Netanyahu hopes that the Republicans prevail in the upcoming U.S. elections, and this will reduce the international pressure on Israel.
In your opinion, which current public figures can offer positive advances for the peace process?
There are many capable people with high moral values in politics. Internationally, I think Barack Obama is one of them, not only for his views on the Israeli-Palestinian conflict, but for his internal and global political outlooks as well.
In Israel there are also very good politicians. I can think of Dan Meridor of Likud, as well as many others. However, none of them are willing yet, or have the political circumstances, the power or the courage, to execute the actions that are required of Israel for peace proceedings.
If Israel agreed to discuss a Palestinian state, would it improve its international standing?
Certainly. Taking the peace proposal of the Arab League, the Arab Peace Initiative as a reference, the creation of a Palestinian state is the key to normalizing relations between Israel and its regional neighbors.
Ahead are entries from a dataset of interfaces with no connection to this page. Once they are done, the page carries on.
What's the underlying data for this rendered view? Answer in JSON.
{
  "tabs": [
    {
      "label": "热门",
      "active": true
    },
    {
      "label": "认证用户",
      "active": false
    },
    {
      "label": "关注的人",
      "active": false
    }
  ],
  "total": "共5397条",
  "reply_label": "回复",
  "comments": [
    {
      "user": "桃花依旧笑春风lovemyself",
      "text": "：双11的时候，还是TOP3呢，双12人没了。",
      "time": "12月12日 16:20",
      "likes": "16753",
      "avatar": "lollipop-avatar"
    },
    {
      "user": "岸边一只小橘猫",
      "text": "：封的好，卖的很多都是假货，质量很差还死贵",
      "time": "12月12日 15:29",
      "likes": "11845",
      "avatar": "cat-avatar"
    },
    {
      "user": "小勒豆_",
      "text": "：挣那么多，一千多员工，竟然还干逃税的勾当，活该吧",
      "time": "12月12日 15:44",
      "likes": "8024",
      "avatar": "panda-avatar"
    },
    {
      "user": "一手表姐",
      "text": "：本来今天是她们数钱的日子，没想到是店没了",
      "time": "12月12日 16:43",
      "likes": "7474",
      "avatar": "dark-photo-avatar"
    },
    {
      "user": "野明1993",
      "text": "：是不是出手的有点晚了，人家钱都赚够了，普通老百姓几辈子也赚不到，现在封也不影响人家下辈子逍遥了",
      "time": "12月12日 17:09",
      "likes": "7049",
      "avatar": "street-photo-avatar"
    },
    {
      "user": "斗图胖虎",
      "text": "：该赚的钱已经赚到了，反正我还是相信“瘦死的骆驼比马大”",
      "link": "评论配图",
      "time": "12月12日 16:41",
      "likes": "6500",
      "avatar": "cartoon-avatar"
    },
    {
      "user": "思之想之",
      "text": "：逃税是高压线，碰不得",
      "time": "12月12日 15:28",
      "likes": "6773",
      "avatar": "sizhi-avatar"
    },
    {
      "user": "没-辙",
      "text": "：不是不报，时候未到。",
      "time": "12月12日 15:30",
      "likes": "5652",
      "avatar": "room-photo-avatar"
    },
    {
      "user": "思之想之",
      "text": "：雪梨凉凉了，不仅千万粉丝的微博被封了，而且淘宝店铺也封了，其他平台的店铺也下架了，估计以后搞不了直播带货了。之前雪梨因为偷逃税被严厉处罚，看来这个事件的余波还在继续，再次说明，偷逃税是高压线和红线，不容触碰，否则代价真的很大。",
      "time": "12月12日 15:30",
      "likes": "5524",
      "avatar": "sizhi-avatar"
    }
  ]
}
The vast majority of the world's 57 Muslim countries would support this initiative and would encourage Israel's position at international meetings.
Should Israel talk with Hamas?
I am in favor of opening dialogue with Hamas as with anyone open to discussion, but Hamas is not ready for dialogue with Israel.
The dialogue with Hamas must involve both the operational aspects that improve the quality of life for Gazans, as well as the structural issues that allow a negotiated solution to the Israeli-Palestinian conflict.
Perhaps in the future, Hamas may join the Palestine Liberation Organization, and Israel will be able to negotiate with a unified entity. Unfortunately, the current dispersion of the Palestinian leadership, seen by the fact that Hamas controls the Gaza Strip while Fatah governs the West Bank, is an impediment to achieving a comprehensive agreement.
What agreement could reasonably be reached under the current circumstances?
An interim agreement, based on the parameters set by the Geneva Initiative. Today, every feasible solution to the Israeli-Palestinian conflict involves East Jerusalem as the capital of a Palestinian state, negotiating the territorial division based on the limits of 1967, and settling the problem of Palestinian refugees mostly within the limits of the new Arab state.
However, the fundamental problem is not "the solution", but who will be the leaders with the courage to run and pay, on both sides, the price of peace.
Gabriel Bacalor, who carried out this interview, is Managing Director of Bacalor Strategic Consulting; www.bacalor.com